Table of Contents
ISRN Biomedical Imaging
Volume 2013 (2013), Article ID 473437, 10 pages
http://dx.doi.org/10.1155/2013/473437
Research Article

Automated Brain Tissue Classification by Multisignal Wavelet Decomposition and Independent Component Analysis

1Artificial Intelligence Lab, Department of Computer Applications, Cochin University of Science and Technology, Kochi 682022, India
2Institute of Radiology and Imaging Sciences, Indira Gandhi Co-Operative Hospital, Kochi, Kerala 682020, India

Received 4 February 2013; Accepted 26 March 2013

Academic Editors: W. Hall, I. Karanasiou, and G. Waiter

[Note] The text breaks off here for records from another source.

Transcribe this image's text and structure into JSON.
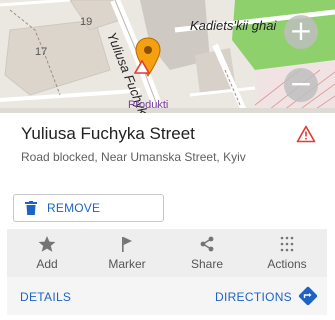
{
  "map": {
    "labels": {
      "house_19": "19",
      "house_17": "17",
      "street_vertical": "Yuliusa Fuchyka",
      "street_kadiets": "Kadiets'kii ghai",
      "poi": "Produkti"
    },
    "zoom_in": "+",
    "zoom_out": "−"
  },
  "place": {
    "title": "Yuliusa Fuchyka Street",
    "subtitle": "Road blocked, Near Umanska Street, Kyiv"
  },
  "remove_button": {
    "label": "REMOVE"
  },
  "actions": [
    {
      "label": "Add",
      "icon": "star-icon"
    },
    {
      "label": "Marker",
      "icon": "flag-icon"
    },
    {
      "label": "Share",
      "icon": "share-icon"
    },
    {
      "label": "Actions",
      "icon": "grid-dots-icon"
    }
  ],
  "bottom": {
    "details": "DETAILS",
    "directions": "DIRECTIONS"
  },
  "colors": {
    "accent": "#1e63c4",
    "pin": "#f5a010",
    "warning": "#e53935",
    "park": "#8ed06b"
  }
}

Copyright © 2013 Sindhumol S. et al. This is an open access article distributed under the Creative Commons Attribution License, which permits unrestricted use, distribution, and reproduction in any medium, provided the original work is properly cited.

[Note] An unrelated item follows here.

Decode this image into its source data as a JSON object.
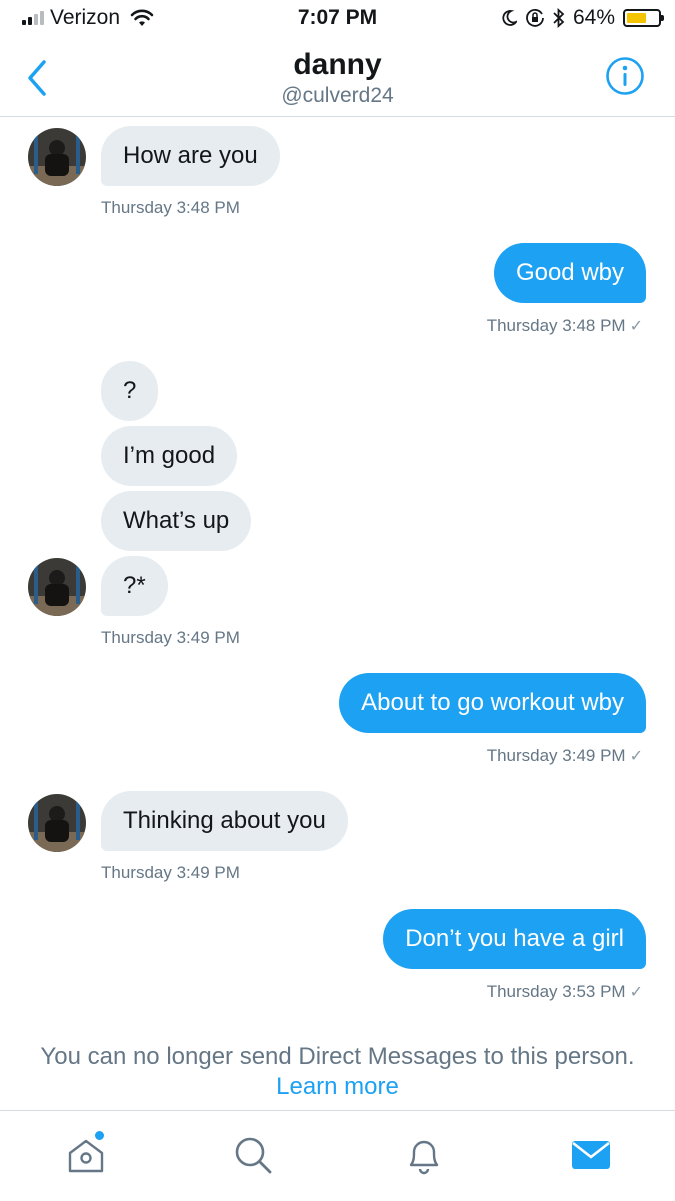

Abstract

Multispectral analysis is a potential approach in simultaneous analysis of brain MRI sequences. However, conventional classification methods often fail to yield consistent accuracy in tissue classification and abnormality extraction. Feature extraction methods like Independent Component Analysis (ICA) have been effectively used in recent studies to improve the results. However, these methods were inefficient in identifying less frequently occurred features like small lesions. A new method, Multisignal Wavelet Independent Component Analysis (MW-ICA), is proposed in this work to resolve this issue. First, we applied a multisignal wavelet analysis on input multispectral data. Then, reconstructed signals from detail coefficients were used in conjunction with original input signals to do ICA. Finally, Fuzzy C-Means (FCM) clustering was performed on generated results for visual and quantitative analysis. Reproducibility and accuracy of the classification results from proposed method were evaluated by synthetic and clinical abnormal data. To ensure the positive effect of the new method in classification, we carried out a detailed comparative analysis of reproduced tissues with those from conventional ICA. Reproduced small abnormalities were observed to give good accuracy/Tanimoto Index values, 98.69%/0.89, in clinical analysis. Experimental results recommend MW-ICA as a promising method for improved brain tissue classification.